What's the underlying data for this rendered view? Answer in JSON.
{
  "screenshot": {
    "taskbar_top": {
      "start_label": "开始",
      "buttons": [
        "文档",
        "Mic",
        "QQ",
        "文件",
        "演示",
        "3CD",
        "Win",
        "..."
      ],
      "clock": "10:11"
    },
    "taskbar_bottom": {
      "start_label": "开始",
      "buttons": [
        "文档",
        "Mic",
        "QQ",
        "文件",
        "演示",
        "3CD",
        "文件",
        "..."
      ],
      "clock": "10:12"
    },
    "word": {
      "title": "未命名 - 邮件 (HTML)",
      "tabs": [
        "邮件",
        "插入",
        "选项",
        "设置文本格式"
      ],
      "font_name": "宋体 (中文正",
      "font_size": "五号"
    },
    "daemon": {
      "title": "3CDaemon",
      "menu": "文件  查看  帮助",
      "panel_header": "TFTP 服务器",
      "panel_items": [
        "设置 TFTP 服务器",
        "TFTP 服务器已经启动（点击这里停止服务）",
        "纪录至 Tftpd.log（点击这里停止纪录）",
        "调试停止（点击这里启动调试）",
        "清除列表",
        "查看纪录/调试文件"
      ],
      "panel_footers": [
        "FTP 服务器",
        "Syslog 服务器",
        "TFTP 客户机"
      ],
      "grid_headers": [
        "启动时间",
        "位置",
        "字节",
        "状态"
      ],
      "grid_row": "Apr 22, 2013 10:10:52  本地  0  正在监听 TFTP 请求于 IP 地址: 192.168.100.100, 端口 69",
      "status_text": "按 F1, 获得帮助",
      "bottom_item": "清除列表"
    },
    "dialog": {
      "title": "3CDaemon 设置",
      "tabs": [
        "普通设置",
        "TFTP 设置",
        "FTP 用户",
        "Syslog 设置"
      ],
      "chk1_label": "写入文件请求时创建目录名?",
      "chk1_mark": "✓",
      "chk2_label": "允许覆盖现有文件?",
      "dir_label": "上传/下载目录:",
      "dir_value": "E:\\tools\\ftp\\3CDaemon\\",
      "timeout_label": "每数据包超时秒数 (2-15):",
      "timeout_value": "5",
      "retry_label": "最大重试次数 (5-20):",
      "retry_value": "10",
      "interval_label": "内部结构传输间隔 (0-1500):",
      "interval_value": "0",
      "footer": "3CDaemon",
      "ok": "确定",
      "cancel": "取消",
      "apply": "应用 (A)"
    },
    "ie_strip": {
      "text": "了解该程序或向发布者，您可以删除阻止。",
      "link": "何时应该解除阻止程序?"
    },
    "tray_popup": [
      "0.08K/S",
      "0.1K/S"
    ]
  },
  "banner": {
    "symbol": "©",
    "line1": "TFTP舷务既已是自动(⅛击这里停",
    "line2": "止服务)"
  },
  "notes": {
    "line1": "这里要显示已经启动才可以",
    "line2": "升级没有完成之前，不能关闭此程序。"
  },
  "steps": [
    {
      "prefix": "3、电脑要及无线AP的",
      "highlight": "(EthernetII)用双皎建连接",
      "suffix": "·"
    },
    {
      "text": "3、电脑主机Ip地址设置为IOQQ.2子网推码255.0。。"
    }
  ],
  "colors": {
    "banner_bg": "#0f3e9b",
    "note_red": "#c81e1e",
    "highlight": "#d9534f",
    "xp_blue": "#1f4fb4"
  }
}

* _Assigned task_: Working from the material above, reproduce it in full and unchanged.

* _Problem solution_:
What's the underlying data for this rendered view? Answer in JSON.
{
  "screenshot": {
    "taskbar_top": {
      "start_label": "开始",
      "buttons": [
        "文档",
        "Mic",
        "QQ",
        "文件",
        "演示",
        "3CD",
        "Win",
        "..."
      ],
      "clock": "10:11"
    },
    "taskbar_bottom": {
      "start_label": "开始",
      "buttons": [
        "文档",
        "Mic",
        "QQ",
        "文件",
        "演示",
        "3CD",
        "文件",
        "..."
      ],
      "clock": "10:12"
    },
    "word": {
      "title": "未命名 - 邮件 (HTML)",
      "tabs": [
        "邮件",
        "插入",
        "选项",
        "设置文本格式"
      ],
      "font_name": "宋体 (中文正",
      "font_size": "五号"
    },
    "daemon": {
      "title": "3CDaemon",
      "menu": "文件  查看  帮助",
      "panel_header": "TFTP 服务器",
      "panel_items": [
        "设置 TFTP 服务器",
        "TFTP 服务器已经启动（点击这里停止服务）",
        "纪录至 Tftpd.log（点击这里停止纪录）",
        "调试停止（点击这里启动调试）",
        "清除列表",
        "查看纪录/调试文件"
      ],
      "panel_footers": [
        "FTP 服务器",
        "Syslog 服务器",
        "TFTP 客户机"
      ],
      "grid_headers": [
        "启动时间",
        "位置",
        "字节",
        "状态"
      ],
      "grid_row": "Apr 22, 2013 10:10:52  本地  0  正在监听 TFTP 请求于 IP 地址: 192.168.100.100, 端口 69",
      "status_text": "按 F1, 获得帮助",
      "bottom_item": "清除列表"
    },
    "dialog": {
      "title": "3CDaemon 设置",
      "tabs": [
        "普通设置",
        "TFTP 设置",
        "FTP 用户",
        "Syslog 设置"
      ],
      "chk1_label": "写入文件请求时创建目录名?",
      "chk1_mark": "✓",
      "chk2_label": "允许覆盖现有文件?",
      "dir_label": "上传/下载目录:",
      "dir_value": "E:\\tools\\ftp\\3CDaemon\\",
      "timeout_label": "每数据包超时秒数 (2-15):",
      "timeout_value": "5",
      "retry_label": "最大重试次数 (5-20):",
      "retry_value": "10",
      "interval_label": "内部结构传输间隔 (0-1500):",
      "interval_value": "0",
      "footer": "3CDaemon",
      "ok": "确定",
      "cancel": "取消",
      "apply": "应用 (A)"
    },
    "ie_strip": {
      "text": "了解该程序或向发布者，您可以删除阻止。",
      "link": "何时应该解除阻止程序?"
    },
    "tray_popup": [
      "0.08K/S",
      "0.1K/S"
    ]
  },
  "banner": {
    "symbol": "©",
    "line1": "TFTP舷务既已是自动(⅛击这里停",
    "line2": "止服务)"
  },
  "notes": {
    "line1": "这里要显示已经启动才可以",
    "line2": "升级没有完成之前，不能关闭此程序。"
  },
  "steps": [
    {
      "prefix": "3、电脑要及无线AP的",
      "highlight": "(EthernetII)用双皎建连接",
      "suffix": "·"
    },
    {
      "text": "3、电脑主机Ip地址设置为IOQQ.2子网推码255.0。。"
    }
  ],
  "colors": {
    "banner_bg": "#0f3e9b",
    "note_red": "#c81e1e",
    "highlight": "#d9534f",
    "xp_blue": "#1f4fb4"
  }
}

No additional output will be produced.